Publié le 30 novembre 2018

Together with average tallies, Tripoli-4 ® allows also for two perturbation schemes, namely

  • the correlated sampling method and
  • the Taylor series development (differential operator sampling).

The key idea behind the correlated sampling is the following [1]: let P be the law of the trajectories for the unperturbed simulation, and Pq the law corresponding to a transport process where the parameter q has been perturbed. In addition to the regular particle weight, we set a likelihood factor L(xi;q) = P(xi;q)=P(xi) that gives the relative probability of having a trajectory in state xi after transition i if it were simulated with probability Pq instead of P. Now, if we want to estimate the effect of a perturbation on a reaction rate or on any quantity of interest, whenever we increment the contribution to the unperturbed score by a quantity s, we have just to increment the perturbed score by an amount sL(xi;q). Then, if we want to estimate a differential effect, we increment the perturbed score by an amount of s(L(xi;q)-1).

In criticality simulation mode we also have to propagate the perturbation through generations so as to take into account the modification of the source distribution due to the perturbation.

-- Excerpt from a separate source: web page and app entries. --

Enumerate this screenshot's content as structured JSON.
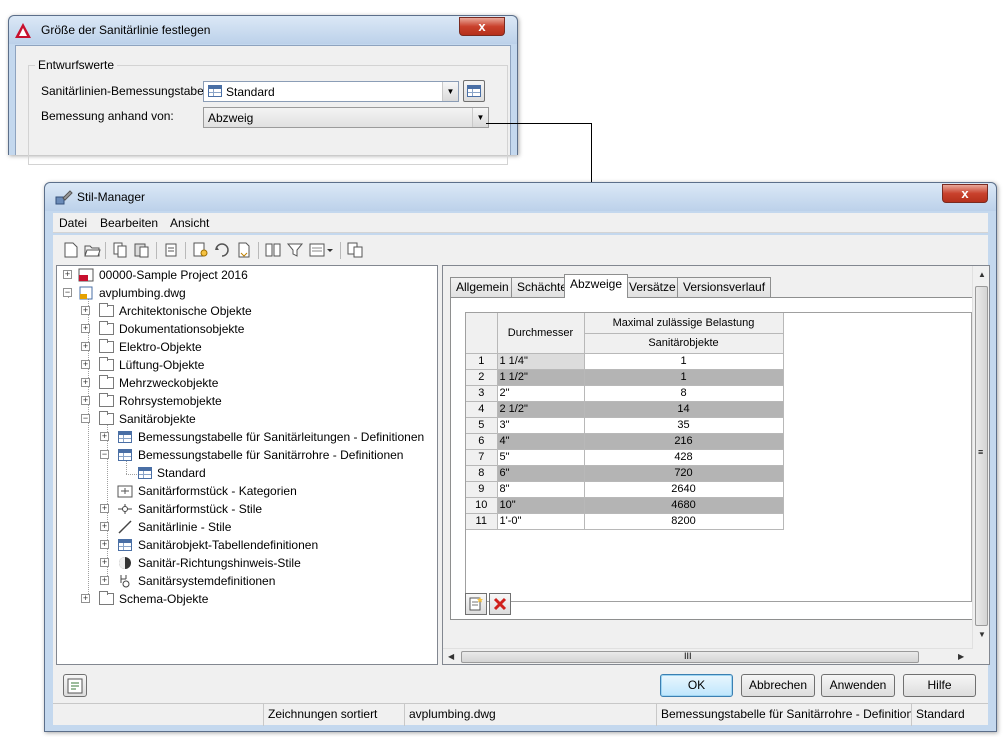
{
  "dialog1": {
    "title": "Größe der Sanitärlinie festlegen",
    "close_label": "x",
    "group_title": "Entwurfswerte",
    "table_label": "Sanitärlinien-Bemessungstabelle:",
    "table_value": "Standard",
    "basis_label": "Bemessung anhand von:",
    "basis_value": "Abzweig"
  },
  "manager": {
    "title": "Stil-Manager",
    "close_label": "x",
    "menu": [
      "Datei",
      "Bearbeiten",
      "Ansicht"
    ],
    "toolbar_icons": [
      "new-drawing-icon",
      "open-drawing-icon",
      "copy-icon",
      "paste-icon",
      "purge-icon",
      "new-style-icon",
      "edit-style-icon",
      "sort-icon",
      "toggle-view-icon",
      "filter-icon",
      "view-dropdown-icon",
      "synchronize-icon"
    ],
    "tree": [
      {
        "label": "00000-Sample Project 2016"
      },
      {
        "label": "avplumbing.dwg"
      },
      {
        "label": "Architektonische Objekte"
      },
      {
        "label": "Dokumentationsobjekte"
      },
      {
        "label": "Elektro-Objekte"
      },
      {
        "label": "Lüftung-Objekte"
      },
      {
        "label": "Mehrzweckobjekte"
      },
      {
        "label": "Rohrsystemobjekte"
      },
      {
        "label": "Sanitärobjekte"
      },
      {
        "label": "Bemessungstabelle für Sanitärleitungen - Definitionen"
      },
      {
        "label": "Bemessungstabelle für Sanitärrohre - Definitionen"
      },
      {
        "label": "Standard"
      },
      {
        "label": "Sanitärformstück - Kategorien"
      },
      {
        "label": "Sanitärformstück - Stile"
      },
      {
        "label": "Sanitärlinie - Stile"
      },
      {
        "label": "Sanitärobjekt-Tabellendefinitionen"
      },
      {
        "label": "Sanitär-Richtungshinweis-Stile"
      },
      {
        "label": "Sanitärsystemdefinitionen"
      },
      {
        "label": "Schema-Objekte"
      }
    ],
    "tabs": [
      "Allgemein",
      "Schächte",
      "Abzweige",
      "Versätze",
      "Versionsverlauf"
    ],
    "active_tab": "Abzweige",
    "grid": {
      "header_size": "Durchmesser",
      "header_group": "Maximal zulässige Belastung",
      "header_sub": "Sanitärobjekte",
      "rows": [
        {
          "num": "1",
          "size": "1 1/4\"",
          "value": "1"
        },
        {
          "num": "2",
          "size": "1 1/2\"",
          "value": "1"
        },
        {
          "num": "3",
          "size": "2\"",
          "value": "8"
        },
        {
          "num": "4",
          "size": "2 1/2\"",
          "value": "14"
        },
        {
          "num": "5",
          "size": "3\"",
          "value": "35"
        },
        {
          "num": "6",
          "size": "4\"",
          "value": "216"
        },
        {
          "num": "7",
          "size": "5\"",
          "value": "428"
        },
        {
          "num": "8",
          "size": "6\"",
          "value": "720"
        },
        {
          "num": "9",
          "size": "8\"",
          "value": "2640"
        },
        {
          "num": "10",
          "size": "10\"",
          "value": "4680"
        },
        {
          "num": "11",
          "size": "1'-0\"",
          "value": "8200"
        }
      ]
    },
    "hscroll_label": "III",
    "vscroll_label": "≡",
    "buttons": {
      "ok": "OK",
      "cancel": "Abbrechen",
      "apply": "Anwenden",
      "help": "Hilfe"
    },
    "status": [
      "Zeichnungen sortiert",
      "avplumbing.dwg",
      "Bemessungstabelle für Sanitärrohre - Definition",
      "Standard"
    ]
  }
}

For the correlated sampling method, the parameters that can be perturbed are concentrations, densities and cross-sections. 

The tallies that can be perturbed are fluxes, reaction rates and the multiplication factor.

Differential operator sampling [2] has been implemented in Tripoli-4® up to the second order in the Taylor expansion, including cross derivatives. Since the derivatives are calculated once for all, differential sampling is particularly suited for sensitivity analysis. Differential sampling is in good agreement with correlated sampling if cross derivatives are included in the Taylor expansion. Differential sampling allows perturbing concentrations and densities in fixed-source calculations.


Computing the sensitivity of keff to fission neutron yield (MIX-COMP-THERM-001-001).

In addition to correlated sampling and differential operator sampling, Tripoli-4® can furthermore compute reactivity perturbations and sensitivities of the multiplication factor to nuclear data via the Iterated Fission Probability methods. Such methods are implemented via the reference calculation of the critical adjoint flux, which is used in order to weight the operator appearing in the bilinear forms required by the Standard Perturbation Theory [3].


[1] G. Dejonghe, J. Gonnord, J.C Nimal, In Proceedings of the Intl. Meeting on Advances in Nuclear Engineering Computational Methods, Knoxville, TN USA (1985).

[2] H. Rief, Ann. Nucl. Energy 11, 455-476 (1984).

[3] N. Terranova, D. Mancusi, A. Zoia, Ann. Nuclear Energy 121, 335-349 (2018).